PURPOSE OF FORM
A taxpayer may use Form 285 to authorize the department to
release confidential information to the taxpayer’s appointee.
The department may have to disclose confidential information
to fully discuss tax issues with, or respond to tax questions by,
A taxpayer may also use Form 285 to grant additional powers
to the appointee, up to and including a power of attorney.
Who Can Use Form 285?
Any of the following may file Form 285.
Individuals that file joint returns
A sole proprietorship
A group of consolidated or combined corporations
A limited liability company
A governmental agency
Any other organization, association, or group
NOTE: A fiduciary (trustee, executor, administrator,
receiver, or guardian) stands in the position of a taxpayer
and acts as the taxpayer. A fiduciary does not act as a
representative and should not file Form 285. If a fiduciary
wants to authorize an individual to represent or perform
certain acts on behalf of the entity, the fiduciary must file a
signed power of attorney naming that person to act in the
position of the taxpayer.
If the taxpayer is working with a specific section or
employee of the department, the taxpayer should mail Form
285 to that section or employee. Otherwise, the taxpayer
should mail Form 285 to:
Arizona Department of Revenue
Taxpayer Information and Assistance
P.O. Box 29086
Phoenix, AZ 85038
The taxpayer may file an original, a photocopy, or a facsimile
transmission (Fax) of Form 285. If the taxpayer is filing a
facsimile, and is working with a specific person, the taxpayer
should Fax Form 285 to that person. Otherwise, the taxpayer
should Fax Form 285 to (602) 542-2072.
Section 1 - Taxpayer Information.
Enter the taxpayer’s name, address, and daytime telephone
number on the lines provided. If more space is needed, attach
an additional page.
For income tax purposes, each individual signing this form
must enter his or her SSN. A corporation, partnership, trust or
estate must enter its Employer Identification number (EIN).
For withholding tax purposes, an individual, corporation,
partnership, trust or estate must enter the EIN.
For transaction privilege tax (TPT) purposes, an individual
must enter the TPT license number. A corporation, partnership,
or trust must enter its EIN and its TPT license number. An

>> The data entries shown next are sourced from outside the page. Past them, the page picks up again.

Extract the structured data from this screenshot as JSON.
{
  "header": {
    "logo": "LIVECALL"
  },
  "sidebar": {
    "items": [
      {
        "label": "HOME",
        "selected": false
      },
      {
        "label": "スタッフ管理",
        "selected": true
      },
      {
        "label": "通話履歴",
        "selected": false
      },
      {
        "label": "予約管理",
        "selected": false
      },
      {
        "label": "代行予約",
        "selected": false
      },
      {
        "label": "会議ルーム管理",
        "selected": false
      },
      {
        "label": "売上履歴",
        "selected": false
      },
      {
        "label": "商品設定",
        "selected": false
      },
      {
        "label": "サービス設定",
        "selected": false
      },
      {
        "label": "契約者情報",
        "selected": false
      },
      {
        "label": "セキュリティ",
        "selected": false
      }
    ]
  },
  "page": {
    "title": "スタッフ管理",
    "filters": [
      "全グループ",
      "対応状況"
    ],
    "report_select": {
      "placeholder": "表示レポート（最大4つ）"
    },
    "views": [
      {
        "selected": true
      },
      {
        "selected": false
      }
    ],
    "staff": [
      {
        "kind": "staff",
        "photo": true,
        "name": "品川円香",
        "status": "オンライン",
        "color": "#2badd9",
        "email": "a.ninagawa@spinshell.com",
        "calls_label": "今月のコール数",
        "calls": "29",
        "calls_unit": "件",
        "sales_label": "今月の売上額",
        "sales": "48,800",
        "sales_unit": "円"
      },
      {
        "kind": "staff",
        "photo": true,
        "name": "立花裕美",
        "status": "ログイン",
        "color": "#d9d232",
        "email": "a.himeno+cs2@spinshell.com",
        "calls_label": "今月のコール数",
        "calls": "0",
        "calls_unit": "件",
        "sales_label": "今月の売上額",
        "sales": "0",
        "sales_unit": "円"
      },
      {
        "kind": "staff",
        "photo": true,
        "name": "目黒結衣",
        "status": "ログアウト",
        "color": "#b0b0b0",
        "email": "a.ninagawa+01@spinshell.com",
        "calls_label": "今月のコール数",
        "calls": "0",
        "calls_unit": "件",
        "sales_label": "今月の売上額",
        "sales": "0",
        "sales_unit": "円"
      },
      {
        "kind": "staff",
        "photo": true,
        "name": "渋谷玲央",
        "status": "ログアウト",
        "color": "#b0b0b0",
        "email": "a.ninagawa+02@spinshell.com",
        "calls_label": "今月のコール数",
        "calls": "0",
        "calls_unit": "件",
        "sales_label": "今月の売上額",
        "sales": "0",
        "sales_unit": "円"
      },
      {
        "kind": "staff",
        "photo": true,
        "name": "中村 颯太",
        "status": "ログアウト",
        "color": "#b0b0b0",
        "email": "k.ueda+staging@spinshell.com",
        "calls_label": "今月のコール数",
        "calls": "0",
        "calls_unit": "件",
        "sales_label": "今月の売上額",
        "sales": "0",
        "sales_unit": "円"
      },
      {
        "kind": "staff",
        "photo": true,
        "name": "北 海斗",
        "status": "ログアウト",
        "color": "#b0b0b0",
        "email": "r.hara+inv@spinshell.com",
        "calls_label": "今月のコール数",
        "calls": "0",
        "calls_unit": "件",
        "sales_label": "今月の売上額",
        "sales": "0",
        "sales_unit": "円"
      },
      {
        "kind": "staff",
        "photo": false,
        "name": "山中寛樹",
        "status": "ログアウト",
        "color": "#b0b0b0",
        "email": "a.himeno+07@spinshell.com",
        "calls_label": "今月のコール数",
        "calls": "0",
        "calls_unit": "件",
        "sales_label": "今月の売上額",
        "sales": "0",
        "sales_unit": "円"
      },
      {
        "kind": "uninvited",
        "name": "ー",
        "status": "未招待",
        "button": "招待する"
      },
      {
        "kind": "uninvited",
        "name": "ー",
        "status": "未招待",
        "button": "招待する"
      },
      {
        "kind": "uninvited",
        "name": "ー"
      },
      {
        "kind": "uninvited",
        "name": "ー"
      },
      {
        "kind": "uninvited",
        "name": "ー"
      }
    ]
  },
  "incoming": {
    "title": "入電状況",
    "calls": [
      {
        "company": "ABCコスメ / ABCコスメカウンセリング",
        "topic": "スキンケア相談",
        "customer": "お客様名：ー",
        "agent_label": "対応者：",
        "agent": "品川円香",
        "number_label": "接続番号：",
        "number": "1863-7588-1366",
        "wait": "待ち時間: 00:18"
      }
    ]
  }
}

estate must enter the decedent’s Social Security number, the
estate’s EIN and the estate’s TPT license number.
Section 2 - Appointee Information.
Enter the name of the person the taxpayer is appointing to
receive confidential information and/or to act on the taxpayer’s
behalf. The appointee must be an individual. Enter the
appointee’s ID number. This may be an SSN, CPA number,
State Bar number, Alternative Preparer Tax ID number or
other ID number. If the taxpayer wants to name more than one
appointee, please attach an additional sheet that contains the
Section 3 - Tax Matters.
You may use this form for more than one tax type. Please
check the box or boxes to specify the tax type covered by this
authorization. Also enter the tax year(s) or tax period(s). A
general reference to “all years”, “all periods”, or periods or
years “to present” will be accepted as applying only to tax
years (periods) ending prior to the date the form is signed. A
general reference to “all future” years or periods will be
subject to a four year limitation. Also, check the box that
properly describes the form of ownership of the taxpayer.
NOTE: When you sign this form, you are authorizing the
department to release confidential information to the named
appointee. If you would like to grant additional authority to the
appointee, complete section 4 of this form. If you want to grant
a power of attorney, skip section 4 and complete section 5.
Section 4 - Additional Authorization.
Items 4a through 4h allow the taxpayer to grant additional
authorization to the appointee. Please check all boxes that
The items specified in Items 4a through 4f are administrative
matters with the department. Any other authorization that
involves negotiating legal rights or responsibilities or filing
documents on the taxpayer’s behalf is also an administrative
matter. In order to represent taxpayer in an administrative
matter, the appointee must be an Arizona attorney or must
meet the requirements of Rule 31(c)(13) of the Arizona
Rules of the Supreme Court. The following individuals are
authorized pursuant to Rule 31(c)(13) to represent taxpayers
in administrative matters if the taxpayer authorizes.
1. Any individual, IF the total amount in dispute, including
tax, penalties, and interest, is less than $5,000.00;
2. A full-time officer, partner, member or manager of a
limited liability company, or employee, if all of the